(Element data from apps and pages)
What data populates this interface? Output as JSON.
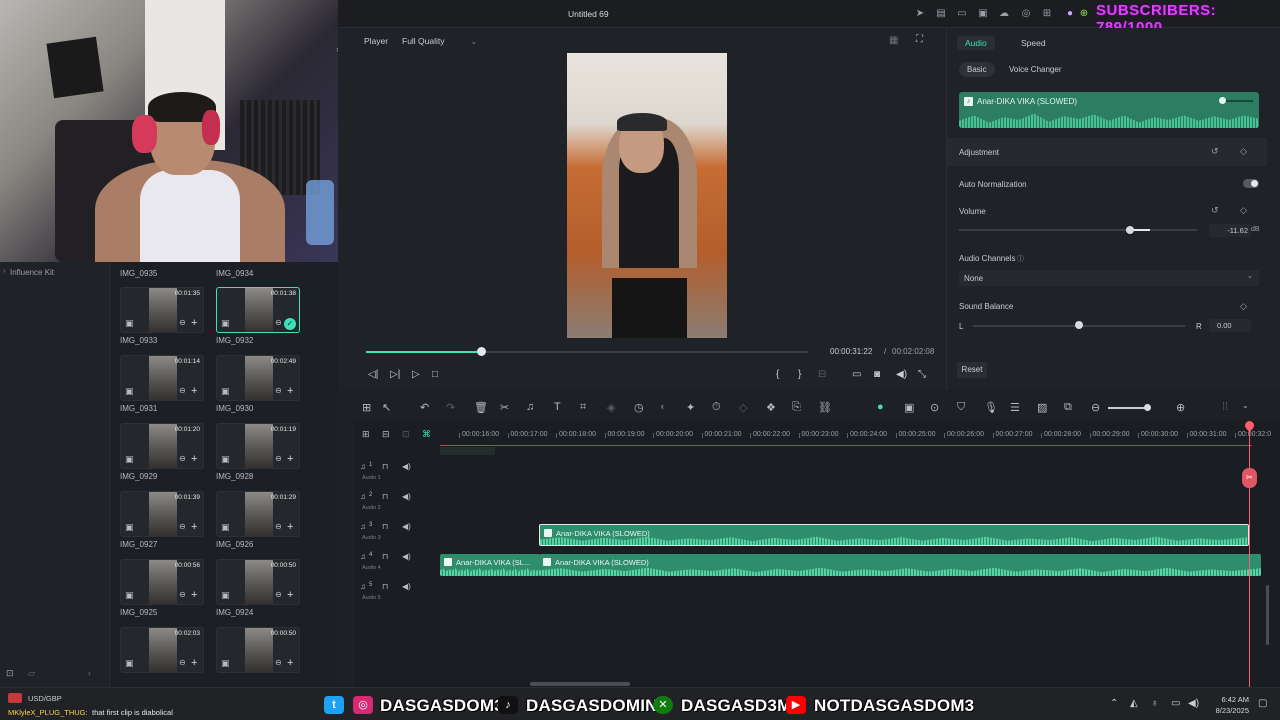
{
  "app": {
    "title": "Untitled 69"
  },
  "overlay": {
    "subscribers": "SUBSCRIBERS: 789/1000"
  },
  "left_panel": {
    "influence_kit": "Influence Kit"
  },
  "media": {
    "top_labels": [
      "IMG_0935",
      "IMG_0934"
    ],
    "items": [
      {
        "name": "IMG_0933",
        "duration": "00:01:35",
        "selected": false
      },
      {
        "name": "IMG_0932",
        "duration": "00:01:38",
        "selected": true
      },
      {
        "name": "IMG_0931",
        "duration": "00:01:14",
        "selected": false
      },
      {
        "name": "IMG_0930",
        "duration": "00:02:49",
        "selected": false
      },
      {
        "name": "IMG_0929",
        "duration": "00:01:20",
        "selected": false
      },
      {
        "name": "IMG_0928",
        "duration": "00:01:19",
        "selected": false
      },
      {
        "name": "IMG_0927",
        "duration": "00:01:39",
        "selected": false
      },
      {
        "name": "IMG_0926",
        "duration": "00:01:29",
        "selected": false
      },
      {
        "name": "IMG_0925",
        "duration": "00:00:56",
        "selected": false
      },
      {
        "name": "IMG_0924",
        "duration": "00:00:50",
        "selected": false
      },
      {
        "name": "",
        "duration": "00:02:03",
        "selected": false
      },
      {
        "name": "",
        "duration": "00:00:50",
        "selected": false
      }
    ]
  },
  "player": {
    "label": "Player",
    "quality": "Full Quality",
    "current_time": "00:00:31:22",
    "separator": "/",
    "total_time": "00:02:02:08",
    "progress": 0.26
  },
  "props": {
    "tabs": [
      "Audio",
      "Speed"
    ],
    "subtabs": [
      "Basic",
      "Voice Changer"
    ],
    "clip_name": "Anar-DIKA VIKA (SLOWED)",
    "adjustment": "Adjustment",
    "auto_normalization": "Auto Normalization",
    "volume": {
      "label": "Volume",
      "value": "-11.62",
      "unit": "dB",
      "level": 0.72
    },
    "audio_channels": {
      "label": "Audio Channels",
      "value": "None"
    },
    "sound_balance": {
      "label": "Sound Balance",
      "left": "L",
      "right": "R",
      "value": "0.00",
      "level": 0.5
    },
    "reset": "Reset"
  },
  "timeline": {
    "ticks": [
      "00:00:16:00",
      "00:00:17:00",
      "00:00:18:00",
      "00:00:19:00",
      "00:00:20:00",
      "00:00:21:00",
      "00:00:22:00",
      "00:00:23:00",
      "00:00:24:00",
      "00:00:25:00",
      "00:00:26:00",
      "00:00:27:00",
      "00:00:28:00",
      "00:00:29:00",
      "00:00:30:00",
      "00:00:31:00",
      "00:00:32:0"
    ],
    "tracks": [
      "Audio 1",
      "Audio 2",
      "Audio 3",
      "Audio 4",
      "Audio 5"
    ],
    "track_numbers": [
      "1",
      "2",
      "3",
      "4",
      "5"
    ],
    "clips": [
      {
        "label": "Anar-DIKA VIKA (SLOWED)",
        "track": 3,
        "selected": true
      },
      {
        "label": "Anar-DIKA VIKA (SL...",
        "track": 4,
        "selected": false
      },
      {
        "label": "Anar-DIKA VIKA (SLOWED)",
        "track": 4,
        "selected": false
      }
    ]
  },
  "taskbar": {
    "ticker": "USD/GBP",
    "chat_user": "MKlyleX_PLUG_THUG:",
    "chat_msg": "that first clip is diabolical",
    "socials": [
      "DASGASDOM3",
      "DASGASDOMINI",
      "DASGASD3M",
      "NOTDASGASDOM3"
    ],
    "time": "6:42 AM",
    "date": "8/23/2025"
  }
}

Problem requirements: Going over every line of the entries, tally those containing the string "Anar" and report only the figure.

Reply: 4